Data for analysis START

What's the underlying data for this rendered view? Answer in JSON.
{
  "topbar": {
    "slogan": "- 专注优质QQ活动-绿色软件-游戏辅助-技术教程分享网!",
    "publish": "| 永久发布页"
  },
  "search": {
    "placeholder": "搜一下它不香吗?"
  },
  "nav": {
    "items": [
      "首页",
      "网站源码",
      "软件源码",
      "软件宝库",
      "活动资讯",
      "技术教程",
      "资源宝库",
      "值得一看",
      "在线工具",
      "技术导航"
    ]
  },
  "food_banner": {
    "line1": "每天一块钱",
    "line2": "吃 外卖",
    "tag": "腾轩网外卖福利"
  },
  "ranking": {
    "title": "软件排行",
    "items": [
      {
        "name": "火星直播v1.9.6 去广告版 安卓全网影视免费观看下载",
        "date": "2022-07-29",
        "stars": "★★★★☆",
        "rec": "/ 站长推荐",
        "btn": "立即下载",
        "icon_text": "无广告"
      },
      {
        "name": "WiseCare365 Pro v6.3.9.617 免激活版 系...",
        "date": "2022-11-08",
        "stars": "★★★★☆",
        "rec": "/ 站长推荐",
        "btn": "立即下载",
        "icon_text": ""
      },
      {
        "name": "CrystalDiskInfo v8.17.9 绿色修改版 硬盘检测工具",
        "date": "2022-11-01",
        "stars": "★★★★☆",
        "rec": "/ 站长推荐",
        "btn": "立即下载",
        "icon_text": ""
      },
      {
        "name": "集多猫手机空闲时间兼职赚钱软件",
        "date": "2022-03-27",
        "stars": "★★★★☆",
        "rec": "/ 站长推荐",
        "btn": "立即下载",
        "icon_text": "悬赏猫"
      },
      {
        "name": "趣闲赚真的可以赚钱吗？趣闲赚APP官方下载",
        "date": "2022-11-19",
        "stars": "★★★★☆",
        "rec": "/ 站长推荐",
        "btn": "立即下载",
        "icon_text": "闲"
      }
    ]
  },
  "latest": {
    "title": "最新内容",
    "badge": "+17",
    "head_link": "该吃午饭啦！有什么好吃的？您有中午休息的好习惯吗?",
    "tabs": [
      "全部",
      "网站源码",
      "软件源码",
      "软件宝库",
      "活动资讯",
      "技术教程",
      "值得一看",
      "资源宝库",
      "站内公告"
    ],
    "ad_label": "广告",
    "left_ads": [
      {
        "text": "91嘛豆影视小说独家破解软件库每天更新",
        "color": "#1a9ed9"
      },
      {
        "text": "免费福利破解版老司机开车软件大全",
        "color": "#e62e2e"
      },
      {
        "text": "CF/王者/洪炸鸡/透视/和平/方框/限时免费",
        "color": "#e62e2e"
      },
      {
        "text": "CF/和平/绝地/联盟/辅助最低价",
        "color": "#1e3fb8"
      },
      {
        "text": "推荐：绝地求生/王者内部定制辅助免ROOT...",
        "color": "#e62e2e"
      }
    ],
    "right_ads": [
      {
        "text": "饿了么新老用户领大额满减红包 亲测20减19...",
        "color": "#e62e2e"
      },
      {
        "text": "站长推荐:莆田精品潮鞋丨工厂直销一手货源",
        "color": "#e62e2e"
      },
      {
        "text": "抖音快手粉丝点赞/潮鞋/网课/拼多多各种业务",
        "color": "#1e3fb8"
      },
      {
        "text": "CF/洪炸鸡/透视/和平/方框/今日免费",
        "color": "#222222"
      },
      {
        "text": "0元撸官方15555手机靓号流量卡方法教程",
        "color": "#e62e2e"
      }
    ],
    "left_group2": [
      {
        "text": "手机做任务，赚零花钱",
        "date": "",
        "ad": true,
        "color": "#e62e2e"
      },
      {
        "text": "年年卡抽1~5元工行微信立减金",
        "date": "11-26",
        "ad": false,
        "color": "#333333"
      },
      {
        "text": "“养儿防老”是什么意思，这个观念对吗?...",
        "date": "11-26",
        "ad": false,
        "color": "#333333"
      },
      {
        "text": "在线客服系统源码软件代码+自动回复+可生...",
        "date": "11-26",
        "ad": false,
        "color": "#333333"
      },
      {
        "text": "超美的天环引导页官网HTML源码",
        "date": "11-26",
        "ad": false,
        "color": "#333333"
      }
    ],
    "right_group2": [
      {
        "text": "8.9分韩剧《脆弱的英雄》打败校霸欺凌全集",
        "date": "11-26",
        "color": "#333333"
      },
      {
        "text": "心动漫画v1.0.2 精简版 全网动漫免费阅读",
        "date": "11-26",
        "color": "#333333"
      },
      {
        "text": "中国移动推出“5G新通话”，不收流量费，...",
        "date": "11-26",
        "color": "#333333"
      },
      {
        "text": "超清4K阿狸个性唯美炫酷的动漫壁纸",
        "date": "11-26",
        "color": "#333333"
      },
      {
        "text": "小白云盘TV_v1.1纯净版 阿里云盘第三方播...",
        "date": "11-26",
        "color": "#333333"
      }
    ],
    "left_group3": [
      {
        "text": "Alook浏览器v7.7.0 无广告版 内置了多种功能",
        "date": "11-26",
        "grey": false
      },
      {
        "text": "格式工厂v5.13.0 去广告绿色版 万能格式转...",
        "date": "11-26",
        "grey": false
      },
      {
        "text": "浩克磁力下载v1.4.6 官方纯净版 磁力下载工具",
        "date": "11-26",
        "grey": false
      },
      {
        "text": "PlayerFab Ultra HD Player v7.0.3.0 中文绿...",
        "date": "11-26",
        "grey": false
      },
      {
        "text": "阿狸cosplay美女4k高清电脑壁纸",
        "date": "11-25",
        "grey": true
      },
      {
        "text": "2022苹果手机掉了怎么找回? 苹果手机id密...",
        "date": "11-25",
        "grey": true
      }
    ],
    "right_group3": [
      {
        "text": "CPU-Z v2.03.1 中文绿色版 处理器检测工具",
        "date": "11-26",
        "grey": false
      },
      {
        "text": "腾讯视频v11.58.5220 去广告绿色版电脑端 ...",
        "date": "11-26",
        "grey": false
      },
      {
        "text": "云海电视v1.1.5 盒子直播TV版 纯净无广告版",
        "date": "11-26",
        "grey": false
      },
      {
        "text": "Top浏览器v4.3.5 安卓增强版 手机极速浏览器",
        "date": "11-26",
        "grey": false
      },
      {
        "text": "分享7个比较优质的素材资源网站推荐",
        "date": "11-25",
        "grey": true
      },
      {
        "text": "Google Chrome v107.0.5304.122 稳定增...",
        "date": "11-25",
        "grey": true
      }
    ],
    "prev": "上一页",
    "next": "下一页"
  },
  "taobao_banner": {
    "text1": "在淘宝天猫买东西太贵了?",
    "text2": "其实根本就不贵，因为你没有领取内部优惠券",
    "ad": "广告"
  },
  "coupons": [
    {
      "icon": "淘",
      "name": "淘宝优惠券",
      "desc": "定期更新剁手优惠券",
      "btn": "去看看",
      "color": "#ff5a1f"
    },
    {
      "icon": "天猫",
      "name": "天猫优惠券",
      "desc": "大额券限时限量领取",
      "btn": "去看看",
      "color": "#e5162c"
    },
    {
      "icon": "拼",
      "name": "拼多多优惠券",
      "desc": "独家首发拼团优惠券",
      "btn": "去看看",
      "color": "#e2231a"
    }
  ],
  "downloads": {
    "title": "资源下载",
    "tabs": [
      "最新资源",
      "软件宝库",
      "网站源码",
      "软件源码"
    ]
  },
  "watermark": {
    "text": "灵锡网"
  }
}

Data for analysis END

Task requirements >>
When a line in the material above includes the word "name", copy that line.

Finished exercise >>
        "name": "火星直播v1.9.6 去广告版 安卓全网影视免费观看下载",
        "name": "WiseCare365 Pro v6.3.9.617 免激活版 系...",
        "name": "CrystalDiskInfo v8.17.9 绿色修改版 硬盘检测工具",
        "name": "集多猫手机空闲时间兼职赚钱软件",
        "name": "趣闲赚真的可以赚钱吗？趣闲赚APP官方下载",
      "name": "淘宝优惠券",
      "name": "天猫优惠券",
      "name": "拼多多优惠券",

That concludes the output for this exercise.